Font managers let you see which fonts are active and which are not and also view critical technical details about each font. Some of the features I look for include:
Here are some of FontExplorer X Pro's features that make it my top-rated font management program:
Server version is available, too.
A workgroup server version of FontExplorer X Pro is available for design studios and large organizations that must manage fonts and legal licenses among many users or across Mac and Windows platforms. Visit www.fontexplorerx.com for more information.
If you're an IT administrator, contact Bevi directly for guidance on deploying any of the FontExplorer products in your enterprise.
Summary: Linotype's FontExplorer X Pro for Windows gives you a complete solution to take control of the fonts on your computer. Easy to install, convenient to use, and helpful for anyone designing with fonts.
Purchase directly from Linotype at www.fontexplorerx.com or from other resellers. Retail price: $79 U.S.
— Bevi Chagnon
Founding Honcho, PubCom
These are my comments about Linotype's FontExplorer X Pro for Windows and font management.
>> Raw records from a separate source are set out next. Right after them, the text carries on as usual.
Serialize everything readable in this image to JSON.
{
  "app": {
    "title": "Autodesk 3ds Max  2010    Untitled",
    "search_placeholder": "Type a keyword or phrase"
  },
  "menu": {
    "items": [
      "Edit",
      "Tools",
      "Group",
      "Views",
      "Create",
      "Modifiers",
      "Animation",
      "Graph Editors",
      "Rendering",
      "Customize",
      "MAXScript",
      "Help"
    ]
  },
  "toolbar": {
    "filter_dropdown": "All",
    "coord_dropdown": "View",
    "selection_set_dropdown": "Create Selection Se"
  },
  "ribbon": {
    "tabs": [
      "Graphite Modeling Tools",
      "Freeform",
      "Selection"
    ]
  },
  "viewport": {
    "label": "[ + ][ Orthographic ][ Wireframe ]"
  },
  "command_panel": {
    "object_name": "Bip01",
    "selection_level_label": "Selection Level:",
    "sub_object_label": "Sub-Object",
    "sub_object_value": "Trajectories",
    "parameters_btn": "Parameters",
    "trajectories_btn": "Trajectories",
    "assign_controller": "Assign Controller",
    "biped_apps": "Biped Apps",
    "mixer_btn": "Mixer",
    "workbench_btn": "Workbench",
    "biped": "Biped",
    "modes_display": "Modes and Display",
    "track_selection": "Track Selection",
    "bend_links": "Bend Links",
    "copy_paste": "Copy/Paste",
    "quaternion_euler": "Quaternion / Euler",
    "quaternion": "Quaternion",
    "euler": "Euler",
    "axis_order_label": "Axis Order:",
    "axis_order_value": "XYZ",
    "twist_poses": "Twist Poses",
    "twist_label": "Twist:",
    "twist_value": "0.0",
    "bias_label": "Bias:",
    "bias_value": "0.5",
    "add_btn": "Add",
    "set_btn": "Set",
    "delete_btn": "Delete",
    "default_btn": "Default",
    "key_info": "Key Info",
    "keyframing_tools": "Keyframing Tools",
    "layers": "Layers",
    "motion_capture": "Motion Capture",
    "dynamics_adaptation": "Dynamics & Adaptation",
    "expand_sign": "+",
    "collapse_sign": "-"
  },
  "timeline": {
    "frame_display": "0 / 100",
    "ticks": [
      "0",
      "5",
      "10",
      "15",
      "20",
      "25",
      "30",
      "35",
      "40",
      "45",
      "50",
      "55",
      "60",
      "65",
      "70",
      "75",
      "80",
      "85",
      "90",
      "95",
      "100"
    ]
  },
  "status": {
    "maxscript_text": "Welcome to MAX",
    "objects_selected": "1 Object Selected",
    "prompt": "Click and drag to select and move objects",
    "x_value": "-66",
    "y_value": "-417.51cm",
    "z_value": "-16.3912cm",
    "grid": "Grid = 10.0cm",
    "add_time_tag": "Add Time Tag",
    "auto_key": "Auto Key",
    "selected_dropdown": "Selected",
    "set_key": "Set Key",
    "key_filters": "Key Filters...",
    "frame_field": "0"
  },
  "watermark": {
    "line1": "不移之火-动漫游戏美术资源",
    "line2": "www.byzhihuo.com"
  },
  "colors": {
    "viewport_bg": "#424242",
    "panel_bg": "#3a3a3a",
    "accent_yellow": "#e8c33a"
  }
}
Any from you? Leave a comment on our Facebook page.
If not, deactivate them and others with FontExplorer X Pro and improve your computer's throughput.
This short tour from FEX will get you up and running in no time.
Please note that the tour demonstrates the Macintosh version and there might be slight differences with the Windows version.